Share the path this fall

Home > Our community > Our community stories > Share the path this fall
Three young girls ride bikes and scooters on an outdoor path


Sep 6, 2022

For many, Kelowna is the quintessential summer town, best known for its blazing sun, pristine beaches and vibrant lake life. But when the seasons start to turn and the summer tourists head home, Kelowna doesn’t stop. Locals know that fall brings plenty of opportunities for getting outside, keeping active and connecting with the community.  

Cooler temperatures mean more comfortable bike rides along our growing network of active transportation corridors. Colourful leaves mean even more scenic adventures along our many hiking trails and walking paths. And the start of the school year means lots of little feet pattering around our parks, streets, and neighbourhoods.  

With all that activity, it’s important to remember to share the path. Whether you’re out for a bike ride, walking the kids to school, or taking in the fall sights from your car, we all have responsibilities when it comes to staying safe out on the road. Here’s a few tips and reminders for getting around town safely and courteously this fall.

An image of a shared path sign, indicating that the path is used my multi-modes of transportationObserve Shared Pathways: When using pathways, trails, or roads, always be mindful of other users. Paths marked as shared-use are for walking, running, and rolling by people of all ages and abilities. Be aware of the rules and etiquette to keep pathways fun and safe for everyone. Observe your surroundings so you can be alert to others who may want to pass. A good rule of thumb is to keep right but pass on the left. It’s also important to be predictable to help other path users anticipate your next move: check for oncoming users before changing direction, step aside when stopping, and be sure to wear lights and reflectors at night so others can see you. 

Team Up and Work Together: Whether you’re going by bike or by foot, teaming up with others can help keep everyone safe. Walking the little ones to school? Try forming a walking school bus. A walking school bus has a predetermined route to pick up children and drop them off along the way to and from school. A Walking Leader is usually a parent volunteer or multiple volunteers who take different shifts. 

If you are interested in starting a walking school bus in your neighbourhood, we suggest starting with a small informal group. It could be as simple as coordinating shifts with a group of friends and neighbours. The "bus" doesn't have to be every day either, see what works for you and your fellow parent volunteers. 

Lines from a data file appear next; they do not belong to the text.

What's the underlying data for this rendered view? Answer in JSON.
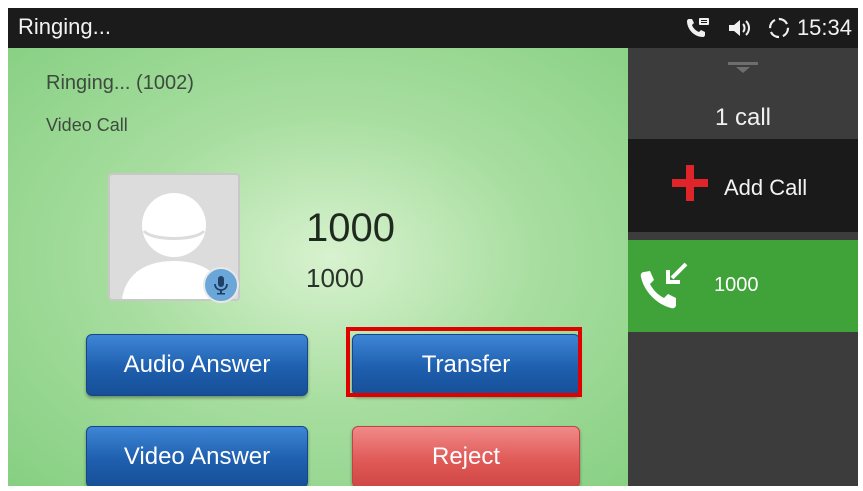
{
  "status_bar": {
    "title": "Ringing...",
    "time": "15:34",
    "icons": [
      "phone-voicemail-icon",
      "volume-icon",
      "sync-icon"
    ]
  },
  "call": {
    "ringing_status": "Ringing... (1002)",
    "call_type": "Video Call",
    "caller_name": "1000",
    "caller_number": "1000",
    "avatar_icon": "person-avatar-icon",
    "mic_icon": "microphone-icon"
  },
  "buttons": {
    "audio_answer": "Audio Answer",
    "transfer": "Transfer",
    "video_answer": "Video Answer",
    "reject": "Reject"
  },
  "side_panel": {
    "call_count": "1 call",
    "add_call": "Add Call",
    "calls": [
      {
        "label": "1000",
        "icon": "incoming-call-icon"
      }
    ]
  },
  "colors": {
    "accent_blue": "#1e5fae",
    "reject_red": "#e05a58",
    "active_call_green": "#3fa33a",
    "highlight_red": "#e00000",
    "add_call_plus": "#e0252a"
  }
}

If cycling is more your speed, consider setting up a bicycle train. A bicycle train is similar to a walking school bus, but cuts down on travel time on longer routes. Bicycle trains are best suited for older elementary school students who have the knowledge and skill set to ride to school confidently.  

Courses are available throughout the community to help you develop your cycling skills. Adaptive bikes and programs designed for people with diverseabilities are also available. Local cycling organizations or your local bike shop may also coordinate group rides for all skill levels. 

Be Prepared and Plan Ahead: Whether you’re new to biking or an experienced cyclist, good preparation goes a long way where safety is concerned. Before you hit the road, make sure you plan your route. It can be tricky to navigate on the go, so planning your route in advance is always a good idea. 

Try out one of our Active by Nature routes for your next ride using the interactive map. Google Maps is another great resource for finding cycling routes in your area. Just select the bike icon in the directions tool bar area. If you’re eager to get into bike commuting, try testing your new route over the weekend, when you don’t have the same time and schedule constraints. This will help you feel more comfortable on the road and get acquainted with turns, stops and potential hazards.  

And though temperatures are often mild into the fall, it’s always a good idea to be geared up for inclement conditions, especially when biking. Install front and rear fenders to prevent rain from splashing your clothes. Install a vinyl saddle (seat) to help to prevent the seat from soaking in the rain. Cover your saddle with a bag when parked out in the elements. Keep rain gear stored in your bag or panniers. Make sure rain gear is breathable so you don’t overheat. And choose appropriate gloves and footwear to keep you warm in cooler weather.  

However you choose to get out and get active this fall, be sure to keep these tips in mind. With your help, we can keep our paths, roads and trails safe and welcoming for all users. 

Related stories